* _Try it_: Please write out the data that follows, word for word.

+++

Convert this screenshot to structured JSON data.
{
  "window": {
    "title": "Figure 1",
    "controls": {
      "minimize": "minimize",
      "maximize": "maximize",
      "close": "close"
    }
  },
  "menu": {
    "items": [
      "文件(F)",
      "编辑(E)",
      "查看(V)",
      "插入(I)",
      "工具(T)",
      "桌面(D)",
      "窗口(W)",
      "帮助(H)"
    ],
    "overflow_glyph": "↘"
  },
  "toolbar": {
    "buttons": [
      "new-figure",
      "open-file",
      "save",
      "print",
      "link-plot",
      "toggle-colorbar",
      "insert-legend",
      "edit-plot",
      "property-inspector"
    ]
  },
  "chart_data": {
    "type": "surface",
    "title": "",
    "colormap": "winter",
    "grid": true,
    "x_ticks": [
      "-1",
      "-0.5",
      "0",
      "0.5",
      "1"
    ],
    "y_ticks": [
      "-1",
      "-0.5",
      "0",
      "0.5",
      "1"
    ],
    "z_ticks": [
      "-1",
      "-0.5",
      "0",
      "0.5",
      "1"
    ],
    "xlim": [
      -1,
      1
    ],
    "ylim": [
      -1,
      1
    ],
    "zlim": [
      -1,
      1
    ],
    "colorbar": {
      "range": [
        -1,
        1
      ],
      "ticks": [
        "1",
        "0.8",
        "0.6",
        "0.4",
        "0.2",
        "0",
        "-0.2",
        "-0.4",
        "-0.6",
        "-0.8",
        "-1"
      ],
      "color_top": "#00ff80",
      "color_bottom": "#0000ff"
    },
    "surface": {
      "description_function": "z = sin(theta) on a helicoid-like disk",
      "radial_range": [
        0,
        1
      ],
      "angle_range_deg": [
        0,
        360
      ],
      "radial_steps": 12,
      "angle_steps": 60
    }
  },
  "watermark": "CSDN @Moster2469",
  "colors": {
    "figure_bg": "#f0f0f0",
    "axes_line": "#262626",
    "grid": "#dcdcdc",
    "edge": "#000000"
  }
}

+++

* _Answer for the task_:
Convert this screenshot to structured JSON data.
{
  "window": {
    "title": "Figure 1",
    "controls": {
      "minimize": "minimize",
      "maximize": "maximize",
      "close": "close"
    }
  },
  "menu": {
    "items": [
      "文件(F)",
      "编辑(E)",
      "查看(V)",
      "插入(I)",
      "工具(T)",
      "桌面(D)",
      "窗口(W)",
      "帮助(H)"
    ],
    "overflow_glyph": "↘"
  },
  "toolbar": {
    "buttons": [
      "new-figure",
      "open-file",
      "save",
      "print",
      "link-plot",
      "toggle-colorbar",
      "insert-legend",
      "edit-plot",
      "property-inspector"
    ]
  },
  "chart_data": {
    "type": "surface",
    "title": "",
    "colormap": "winter",
    "grid": true,
    "x_ticks": [
      "-1",
      "-0.5",
      "0",
      "0.5",
      "1"
    ],
    "y_ticks": [
      "-1",
      "-0.5",
      "0",
      "0.5",
      "1"
    ],
    "z_ticks": [
      "-1",
      "-0.5",
      "0",
      "0.5",
      "1"
    ],
    "xlim": [
      -1,
      1
    ],
    "ylim": [
      -1,
      1
    ],
    "zlim": [
      -1,
      1
    ],
    "colorbar": {
      "range": [
        -1,
        1
      ],
      "ticks": [
        "1",
        "0.8",
        "0.6",
        "0.4",
        "0.2",
        "0",
        "-0.2",
        "-0.4",
        "-0.6",
        "-0.8",
        "-1"
      ],
      "color_top": "#00ff80",
      "color_bottom": "#0000ff"
    },
    "surface": {
      "description_function": "z = sin(theta) on a helicoid-like disk",
      "radial_range": [
        0,
        1
      ],
      "angle_range_deg": [
        0,
        360
      ],
      "radial_steps": 12,
      "angle_steps": 60
    }
  },
  "watermark": "CSDN @Moster2469",
  "colors": {
    "figure_bg": "#f0f0f0",
    "axes_line": "#262626",
    "grid": "#dcdcdc",
    "edge": "#000000"
  }
}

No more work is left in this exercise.